I occasionally get questions about how I setup my stained glass and fused glass studio. I would love to tell you I had some great master plan. In reality, it just evolved over time.
Glass Studio in the Beginning
In the beginning, I had a box of tools in the garage and a small stash of glass. I used two saw horses and a piece of plywood as my work table when I wanted to work on a stained glass project. I placed this in a breezeway between the house and the garage. Not ideal, but it worked. Until the day when I was putting things away and discovered a big snake coiled up under the table. I have no idea how long he was sitting there by my feet as I worked! That is when I decided I needed a dedicated space in the garage.
The most important part of the studio is the work surface. I am fortunate to have a handy husband who built a work bench for me. Here are the things I love about my worktable:
- It is free standing so I can work on any side.
- The height was made to suit my height for cutting glass.
- It is on wheels and can be moved if necessary.
- It has two shelves below the work surface. The top one, which is easily accessible has plastic bins with tools and items for different tasks like, soldering, cutting glass, etc. The bottom shelf stores my lead came, patterns, roll of fiber paper. There is also a space where I can fit four kiln shelves.
- One end has strips of wood attached on top of the table at a right angle. This is great when building a stained glass panel.
The second most important thing is storage. Storing glass was the priority for me. Since I was on a budget, we retrofitted and old computer desk. We turned it upside down, and added a few dividers. It worked fine for several years. As my glass collection grew, I needed a different solution. My husband built a larger glass rack that accommodates both large and smaller pieces of glass. The old storage rack holds my overflow glass. Smaller pieces of glass are stored in a plastic bin. When they get even smaller, I store them in plastic boxes from the container store.
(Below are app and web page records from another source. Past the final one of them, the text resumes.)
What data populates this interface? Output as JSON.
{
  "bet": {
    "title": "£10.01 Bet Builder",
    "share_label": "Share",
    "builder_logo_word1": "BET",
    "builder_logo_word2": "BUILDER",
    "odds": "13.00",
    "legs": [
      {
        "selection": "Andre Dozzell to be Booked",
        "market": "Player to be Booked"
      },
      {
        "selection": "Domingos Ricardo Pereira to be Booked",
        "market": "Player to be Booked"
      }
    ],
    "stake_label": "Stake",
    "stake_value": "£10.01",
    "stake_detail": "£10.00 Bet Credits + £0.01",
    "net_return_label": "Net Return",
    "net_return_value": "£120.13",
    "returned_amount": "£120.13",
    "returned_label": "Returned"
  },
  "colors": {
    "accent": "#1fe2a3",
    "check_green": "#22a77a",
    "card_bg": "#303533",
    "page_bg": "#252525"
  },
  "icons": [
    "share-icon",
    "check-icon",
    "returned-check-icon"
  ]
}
Shelves and Larger Tools
Next, are wall shelves. You can never have too many wall shelves. My shelves hold my grinder, molds, frits, and more.
If you have the room, having one table to cut on and another to work on is a very nice setup. I have a folding table up against one wall that has my Morton cutting board on it. It is raised on some blocks to make it my ideal cutting height. Also on the table is my smallest 8-inch kiln which sits on top of a heat proof surface.
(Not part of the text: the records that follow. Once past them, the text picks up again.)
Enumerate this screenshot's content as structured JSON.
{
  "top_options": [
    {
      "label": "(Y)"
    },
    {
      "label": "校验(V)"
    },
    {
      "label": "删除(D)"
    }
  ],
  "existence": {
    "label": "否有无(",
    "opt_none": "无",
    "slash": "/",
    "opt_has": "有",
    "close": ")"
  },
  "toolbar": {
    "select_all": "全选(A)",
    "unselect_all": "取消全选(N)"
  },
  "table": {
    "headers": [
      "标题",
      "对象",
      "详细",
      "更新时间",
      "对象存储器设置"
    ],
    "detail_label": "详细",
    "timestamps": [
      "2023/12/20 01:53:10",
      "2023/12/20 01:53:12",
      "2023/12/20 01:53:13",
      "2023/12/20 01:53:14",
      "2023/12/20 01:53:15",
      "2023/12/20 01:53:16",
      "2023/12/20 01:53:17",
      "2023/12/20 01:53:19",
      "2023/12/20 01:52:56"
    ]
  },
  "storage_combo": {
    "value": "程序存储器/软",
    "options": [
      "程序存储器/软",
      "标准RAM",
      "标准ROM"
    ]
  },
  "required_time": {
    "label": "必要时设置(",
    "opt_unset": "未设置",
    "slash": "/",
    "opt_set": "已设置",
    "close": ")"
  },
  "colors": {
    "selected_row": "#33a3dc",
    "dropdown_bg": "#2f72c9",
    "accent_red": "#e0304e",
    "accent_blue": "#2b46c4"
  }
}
Eventually I added a tabletop sand blaster. It sits on top of an old computer printer stand that went with the aforementioned computer desk.
As I acquired other larger tools (tile saw and wet belt sander) my husband built more rolling stands. They are placed to the side of the garage along the walls. I roll them outside when I work with them. My two kilns are also on rolling stands though I rarely move them.
What I Would Add to my Glass Studio
If only I could have a source of water and a utility sink to clean things! Unfortunately, that is not a possibility. Instead, I keep two large plastic laundry detergent containers filled with water on a shelf. I use this for quick cleanups, to mix up shelf primer, or for grinder fill-ups. They are the type with the push button spout. I recommend storing these with the spout up when not being used. I did have one leak after two years.
Here are pictures of my workspace.